Faith and Free Thought

It’s an issue that has been understandably drenched in emotionalism and hyperbole for years, but at long last there is some genuine movement. I refer to what is variously called euthanasia, assisted suicide or even compassionate homicide. For a nation as progressive and authentically liberal as Canada our previous lack of conversation has been disastrous, and much of this can be attributed to a government beholden – if not completely sympathetic – to a Christian right, obsessed with the issue. It’s one of the big three for them of course, often the only three. No to abortion, no to gay rights and no to euthanasia. Because they have lost the first two they are fighting like zealots to defend the last.

So of what are we actually speaking here? It’s vitally important to cut through the nonsense and realize that the alternative to dying with dignity is not living; the alternative to dying with dignity is dying without dignity. Dying in pain, anguish and often isolation. Death is never desirable but always inevitable and while we must do all in our power to preserve life, the quality of that life is a major factor.

Quality of life, however, is a politically loaded term. Disability does not denote lack of quality, daily struggle does not denote lack of quality, age does not denote lack of quality. We once revered the elderly as mansions of wisdom, now we tend to see them as slums that are better off demolished. So a civilized society must be extremely careful in how it regards the elderly, the unfit and the unhealthy.

All of this has to be taken into account but part of the problem is that even even ostensibly intelligent and informed writers and commentators have delivered some dreadfully inaccurate and misleading analyses of the subject, caricaturing those who support assisted dying as wild monomaniacs. It prevents a balanced discussion about a vital challenge.

Yet imagine knowing without any doubt that you have a few months, perhaps a year, to live and that most of that time will be experienced – in spite of medication – in daily agony. Or consider someone with a neurological disease, their muscles and movement are wasting away yet their mind is still functioning and they know that one day they will drown within their own body and that there is nothing that can be done. This is the tear-stained, horrific reality of the argument.

Related: The Politics of Love Thy Neighbour

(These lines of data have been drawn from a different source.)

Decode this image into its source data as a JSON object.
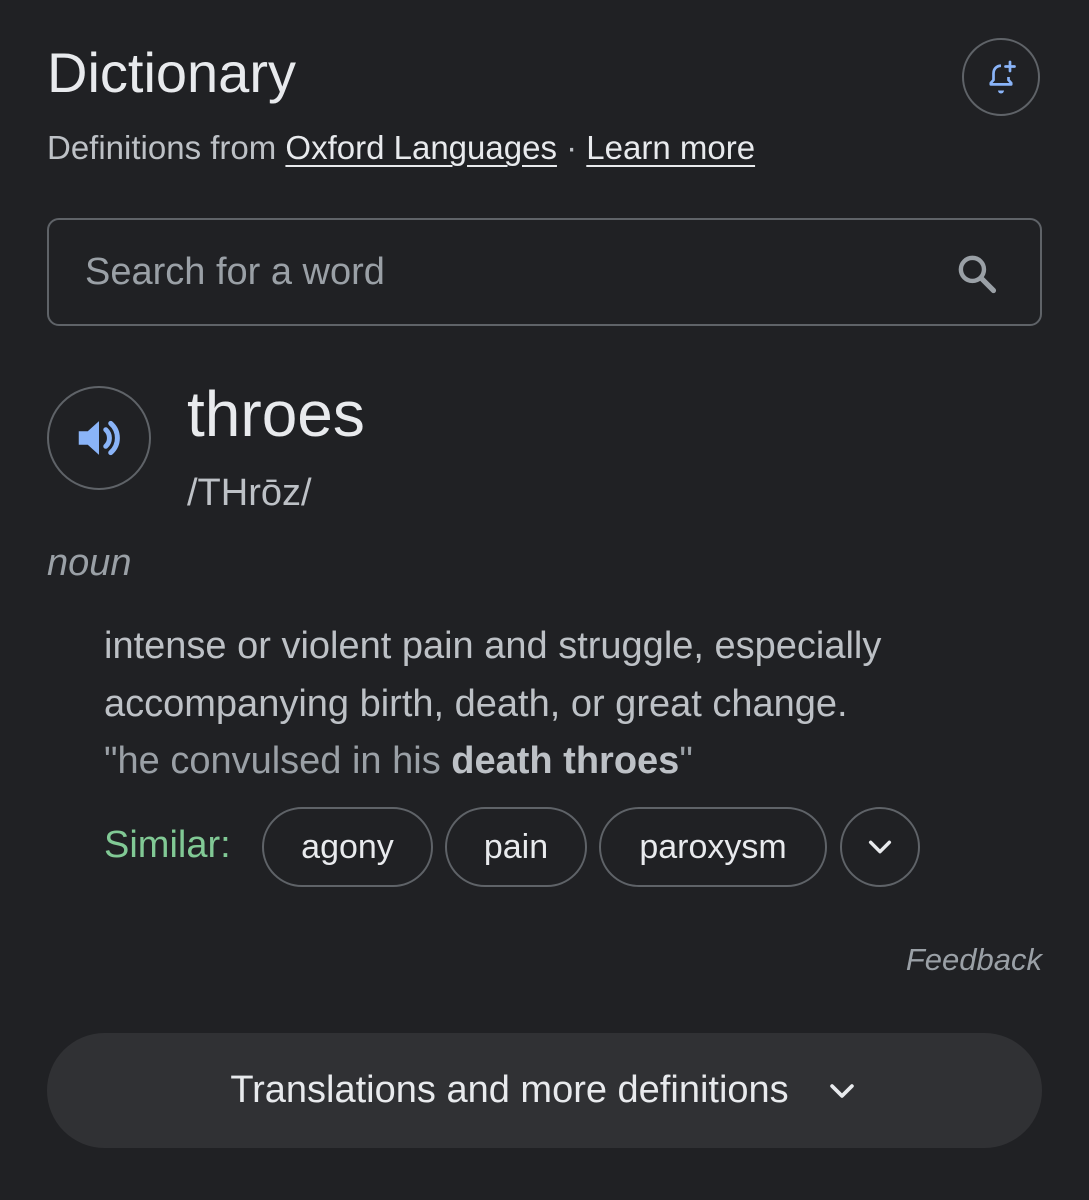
{
  "header": {
    "title": "Dictionary",
    "source_prefix": "Definitions from",
    "source_link": "Oxford Languages",
    "separator": "·",
    "learn_more": "Learn more"
  },
  "search": {
    "placeholder": "Search for a word"
  },
  "entry": {
    "word": "throes",
    "phonetic": "/THrōz/",
    "part_of_speech": "noun",
    "definition": "intense or violent pain and struggle, especially accompanying birth, death, or great change.",
    "example_prefix": "\"he convulsed in his ",
    "example_bold": "death throes",
    "example_suffix": "\""
  },
  "similar": {
    "label": "Similar:",
    "chips": [
      "agony",
      "pain",
      "paroxysm"
    ]
  },
  "footer": {
    "feedback": "Feedback",
    "more_button": "Translations and more definitions"
  },
  "colors": {
    "background": "#202124",
    "accent_blue": "#8ab4f8",
    "similar_green": "#81c995",
    "border": "#5f6368"
  },
  "icons": {
    "bell": "add-alert-bell-icon",
    "search": "search-icon",
    "speaker": "speaker-icon",
    "expand_chips": "chevron-down-icon",
    "more": "chevron-down-icon"
  }
}
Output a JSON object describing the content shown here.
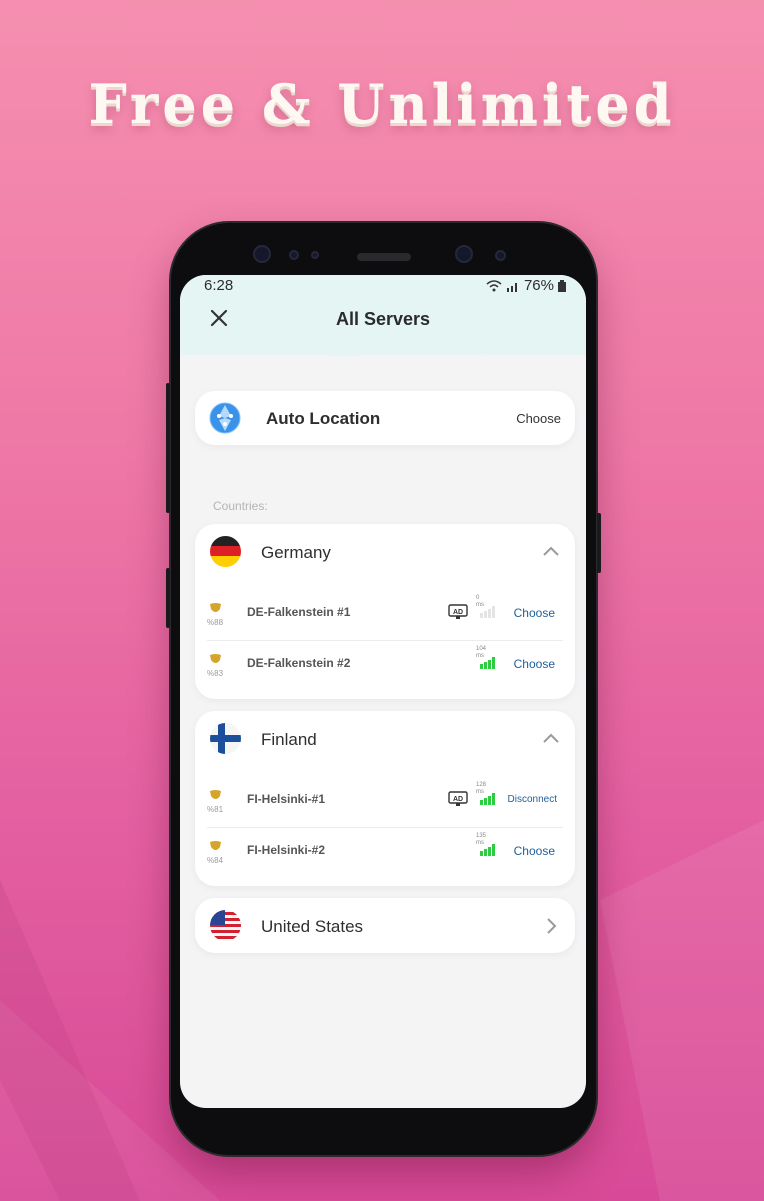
{
  "headline": "Free & Unlimited",
  "status_bar": {
    "time": "6:28",
    "battery": "76%"
  },
  "header": {
    "title": "All Servers"
  },
  "auto_location": {
    "label": "Auto Location",
    "action": "Choose"
  },
  "countries_label": "Countries:",
  "countries": [
    {
      "name": "Germany",
      "expanded": true,
      "servers": [
        {
          "name": "DE-Falkenstein #1",
          "load": "%88",
          "ping": "0",
          "unit": "ms",
          "ad": true,
          "action": "Choose"
        },
        {
          "name": "DE-Falkenstein #2",
          "load": "%83",
          "ping": "104",
          "unit": "ms",
          "ad": false,
          "action": "Choose"
        }
      ]
    },
    {
      "name": "Finland",
      "expanded": true,
      "servers": [
        {
          "name": "FI-Helsinki-#1",
          "load": "%81",
          "ping": "128",
          "unit": "ms",
          "ad": true,
          "action": "Disconnect"
        },
        {
          "name": "FI-Helsinki-#2",
          "load": "%84",
          "ping": "135",
          "unit": "ms",
          "ad": false,
          "action": "Choose"
        }
      ]
    },
    {
      "name": "United States",
      "expanded": false,
      "servers": []
    }
  ],
  "colors": {
    "accent_link": "#1f5f99",
    "signal_green": "#2ecc40",
    "header_mint": "#e4f5f3",
    "shield_gold": "#d4a52a"
  },
  "icons": [
    "close-icon",
    "globe-icon",
    "chevron-up-icon",
    "chevron-right-icon",
    "shield-icon",
    "ad-icon",
    "signal-icon",
    "flag-germany-icon",
    "flag-finland-icon",
    "flag-usa-icon"
  ]
}
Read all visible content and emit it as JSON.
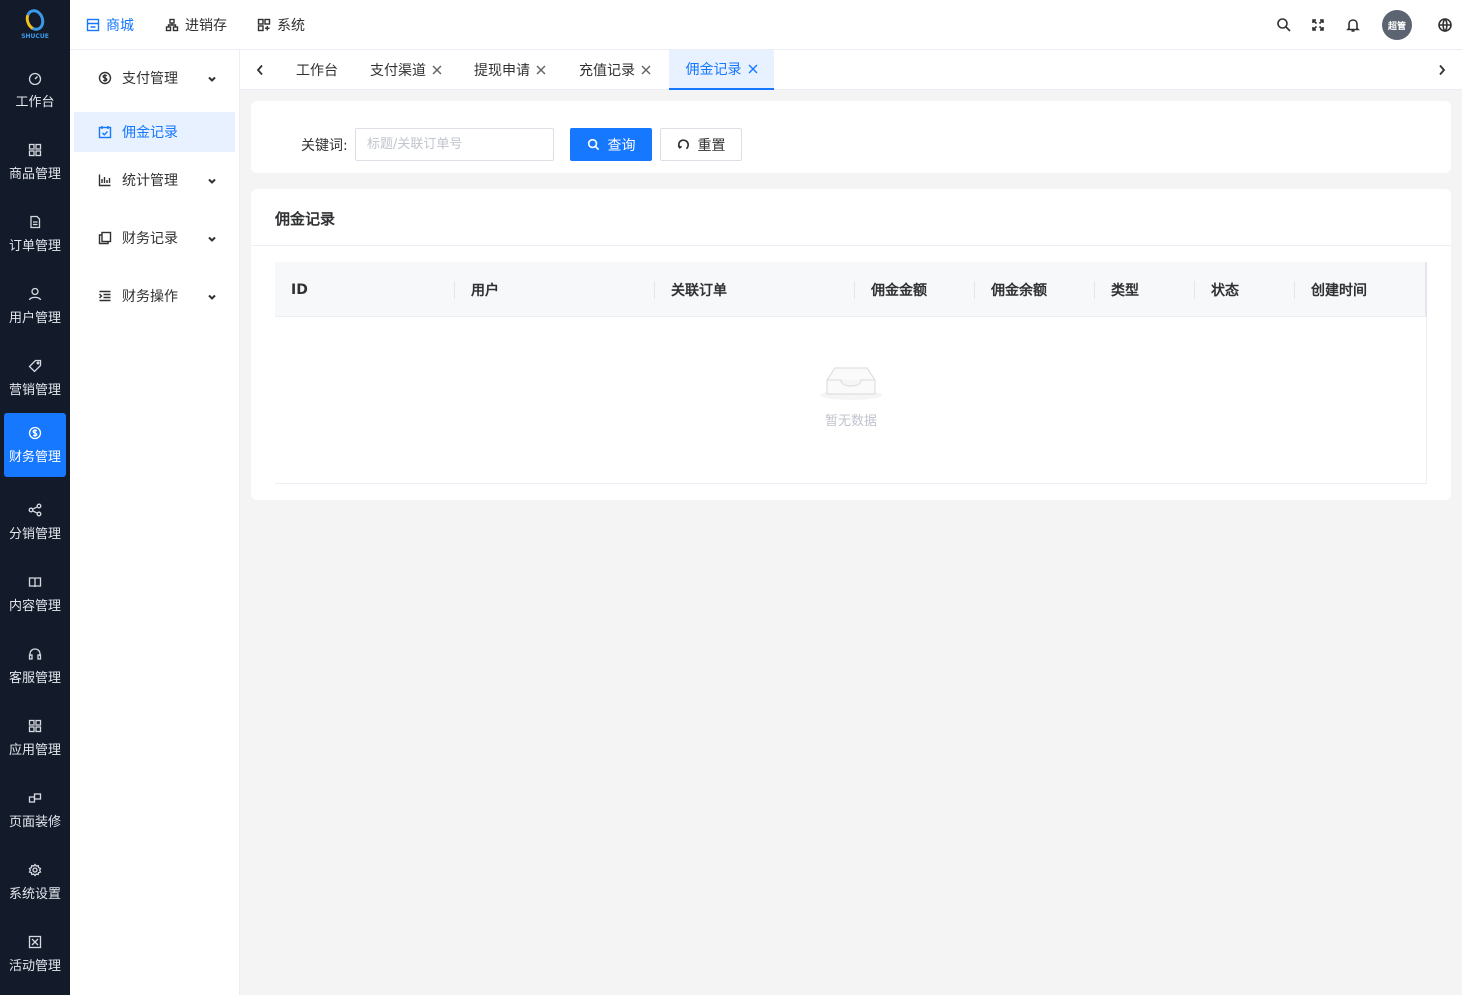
{
  "brand": {
    "logo_text": "SHUCUE"
  },
  "rail": {
    "items": [
      {
        "label": "工作台",
        "icon": "dashboard-icon"
      },
      {
        "label": "商品管理",
        "icon": "grid-icon"
      },
      {
        "label": "订单管理",
        "icon": "document-icon"
      },
      {
        "label": "用户管理",
        "icon": "user-icon"
      },
      {
        "label": "营销管理",
        "icon": "tag-icon"
      },
      {
        "label": "财务管理",
        "icon": "dollar-circle-icon",
        "active": true
      },
      {
        "label": "分销管理",
        "icon": "share-icon"
      },
      {
        "label": "内容管理",
        "icon": "book-icon"
      },
      {
        "label": "客服管理",
        "icon": "headset-icon"
      },
      {
        "label": "应用管理",
        "icon": "apps-icon"
      },
      {
        "label": "页面装修",
        "icon": "layout-icon"
      },
      {
        "label": "系统设置",
        "icon": "gear-icon"
      },
      {
        "label": "活动管理",
        "icon": "activity-icon"
      }
    ]
  },
  "topnav": {
    "items": [
      {
        "label": "商城",
        "icon": "store-icon",
        "active": true
      },
      {
        "label": "进销存",
        "icon": "network-icon"
      },
      {
        "label": "系统",
        "icon": "system-icon"
      }
    ],
    "avatar_text": "超管"
  },
  "subside": {
    "items": [
      {
        "label": "支付管理",
        "icon": "dollar-circle-icon",
        "expandable": true
      },
      {
        "label": "佣金记录",
        "icon": "calendar-check-icon",
        "active": true
      },
      {
        "label": "统计管理",
        "icon": "bar-chart-icon",
        "expandable": true
      },
      {
        "label": "财务记录",
        "icon": "copy-icon",
        "expandable": true
      },
      {
        "label": "财务操作",
        "icon": "indent-icon",
        "expandable": true
      }
    ]
  },
  "tabs": {
    "items": [
      {
        "label": "工作台",
        "closable": false
      },
      {
        "label": "支付渠道",
        "closable": true
      },
      {
        "label": "提现申请",
        "closable": true
      },
      {
        "label": "充值记录",
        "closable": true
      },
      {
        "label": "佣金记录",
        "closable": true,
        "active": true
      }
    ]
  },
  "search": {
    "keyword_label": "关键词:",
    "keyword_placeholder": "标题/关联订单号",
    "keyword_value": "",
    "query_label": "查询",
    "reset_label": "重置"
  },
  "table": {
    "title": "佣金记录",
    "columns": [
      "ID",
      "用户",
      "关联订单",
      "佣金金额",
      "佣金余额",
      "类型",
      "状态",
      "创建时间"
    ],
    "rows": [],
    "empty_text": "暂无数据"
  },
  "colors": {
    "primary": "#1677ff",
    "rail_bg": "#131b2b",
    "page_bg": "#f4f4f5"
  }
}
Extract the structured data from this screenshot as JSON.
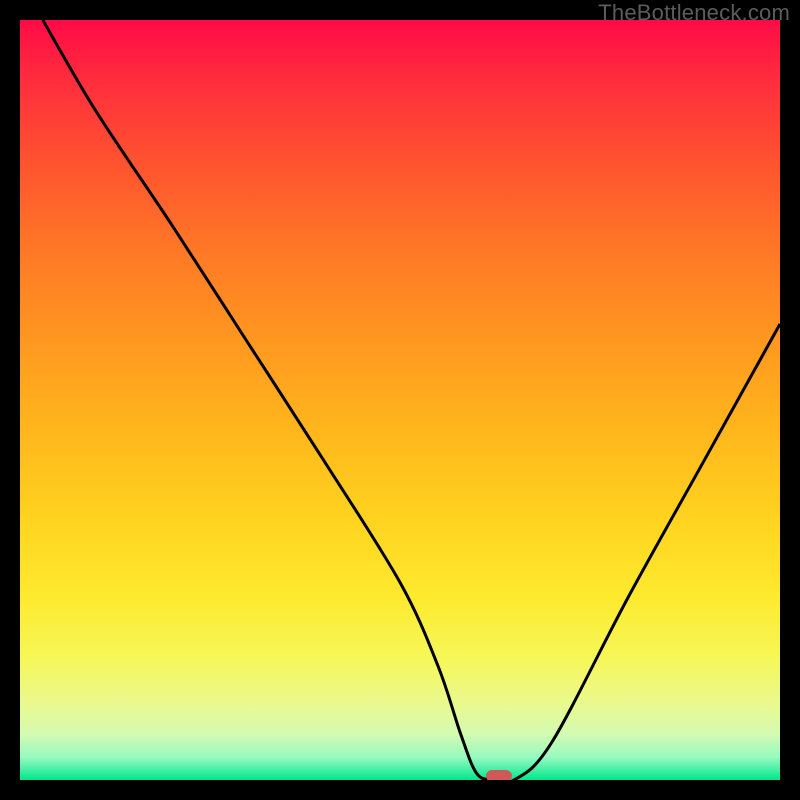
{
  "watermark": "TheBottleneck.com",
  "chart_data": {
    "type": "line",
    "title": "",
    "xlabel": "",
    "ylabel": "",
    "xlim": [
      0,
      100
    ],
    "ylim": [
      0,
      100
    ],
    "x": [
      3,
      10,
      20,
      30,
      40,
      50,
      55,
      58,
      60,
      62,
      65,
      70,
      80,
      90,
      100
    ],
    "values": [
      100,
      88,
      73,
      57.5,
      42,
      26,
      15,
      6,
      1,
      0,
      0,
      5,
      24,
      42,
      60
    ],
    "marker": {
      "x": 63,
      "y": 0.5
    },
    "background": "heatmap-gradient"
  }
}
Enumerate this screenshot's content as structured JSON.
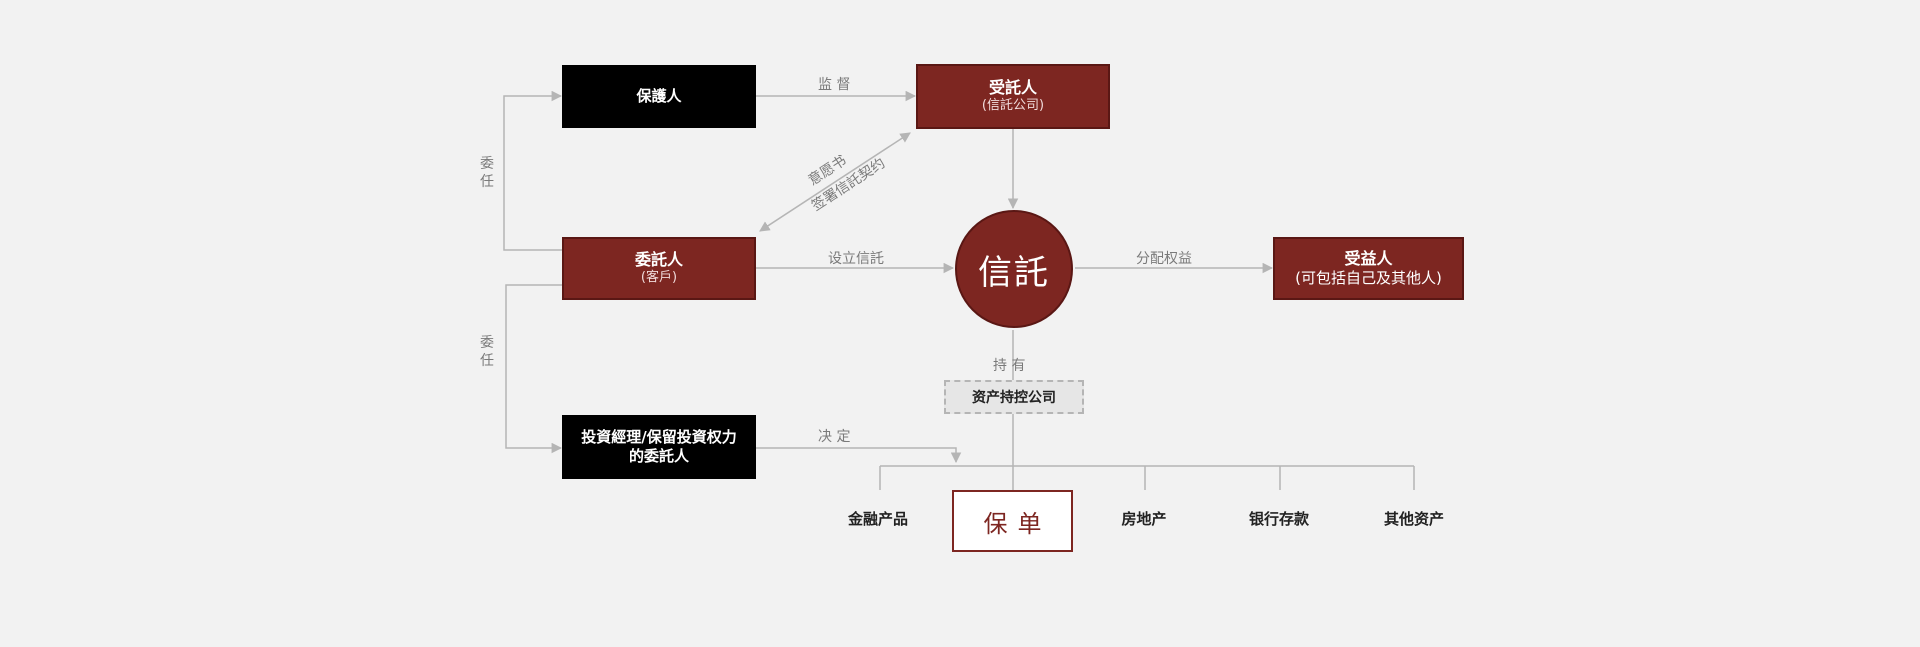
{
  "nodes": {
    "guardian": {
      "label": "保護人"
    },
    "trustee": {
      "label": "受託人",
      "sub": "(信託公司)"
    },
    "settlor": {
      "label": "委託人",
      "sub": "(客戶)"
    },
    "trust": {
      "label": "信託"
    },
    "beneficiary": {
      "label": "受益人",
      "sub": "(可包括自己及其他人)"
    },
    "investment_manager": {
      "label": "投資經理/保留投資权力的委託人"
    },
    "holding_company": {
      "label": "资产持控公司"
    },
    "policy": {
      "label": "保单"
    }
  },
  "edge_labels": {
    "supervise": "监 督",
    "letter_of_wishes": "意愿书",
    "sign_trust_deed": "签署信託契约",
    "appoint_top": "委任",
    "appoint_bottom": "委任",
    "establish_trust": "设立信託",
    "distribute_rights": "分配权益",
    "hold": "持 有",
    "decide": "决 定"
  },
  "assets": [
    "金融产品",
    "房地产",
    "银行存款",
    "其他资产"
  ],
  "colors": {
    "accent": "#7d2621",
    "dark": "#000000",
    "line": "#b5b5b5",
    "background": "#f2f2f2"
  }
}
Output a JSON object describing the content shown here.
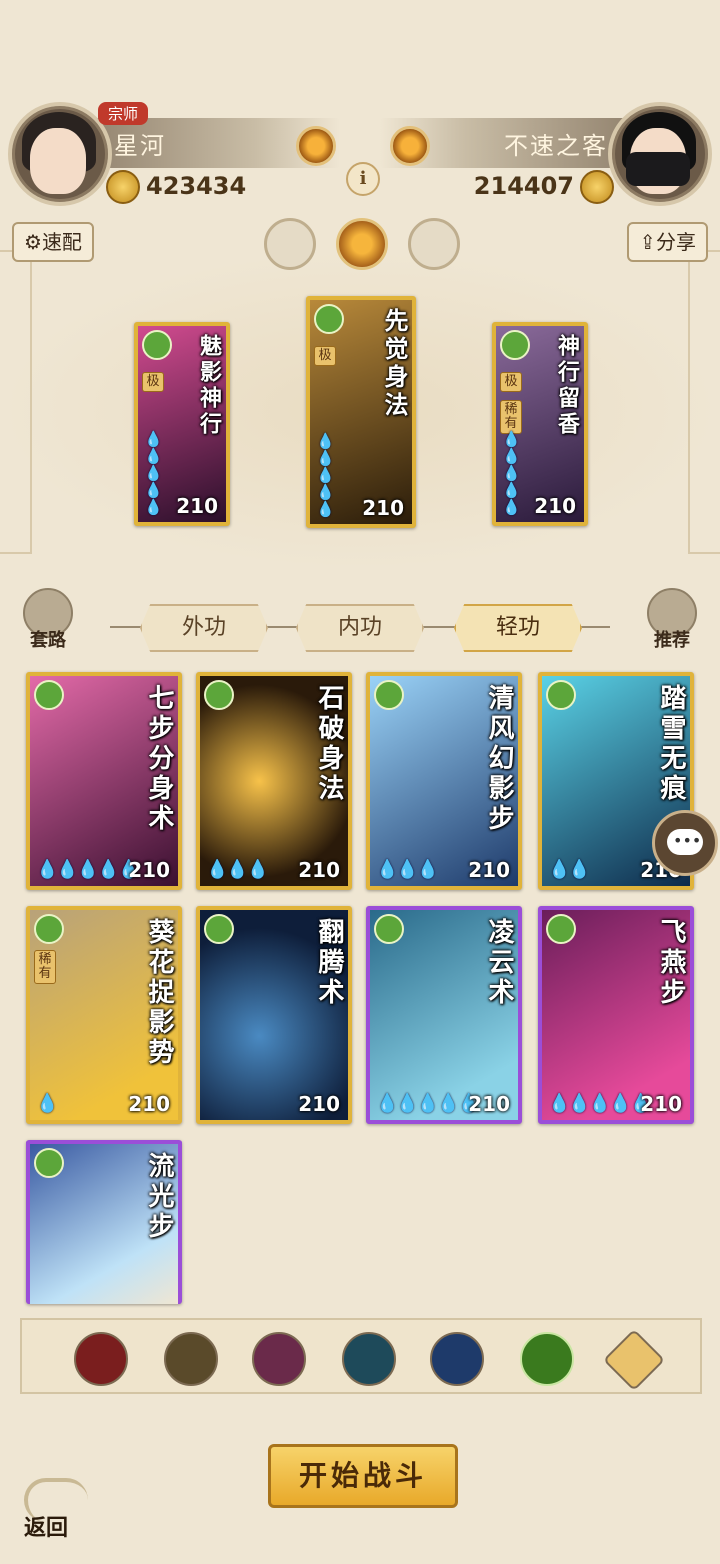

None of this is easy, all of this is profound, but the vast majority of people now agree that a heavily regulated, strictly supervised system of assisted dying is the only humane approach. Teams of doctors and family members would have to concur with the individual’s wishes, time would be required for repeated consideration, every single circumstance would be analyzed. But in the name of God – and I use the word deliberately – we can no longer stand by and allow such suffering to continue merely due to a theological or philosophical technicality.

Ignore the political hysteria about depressed teenagers being killed in Europe or terrible mistakes taking place in Oregon where people are euthanized against their wishes. These are generally false excuses and not cogent arguments. The Dutch example is probably the best and of those who request to die in the Netherlands, one third are declined, another third die before their case is decided and the remaining third are indeed helped to an early death.

The door has now been opened and it is utterly pointless imagining that it can be closed again. What we need is empathy and intelligence on all sides and a reasoned approach to one of the most significant and difficult challenges of modern society. Which means listening before speaking and thinking before reacting. Anybody who has spent time with someone in their final days and has stared pain and fear in the face knows this to be the truth. The tough, tragic but utter truth.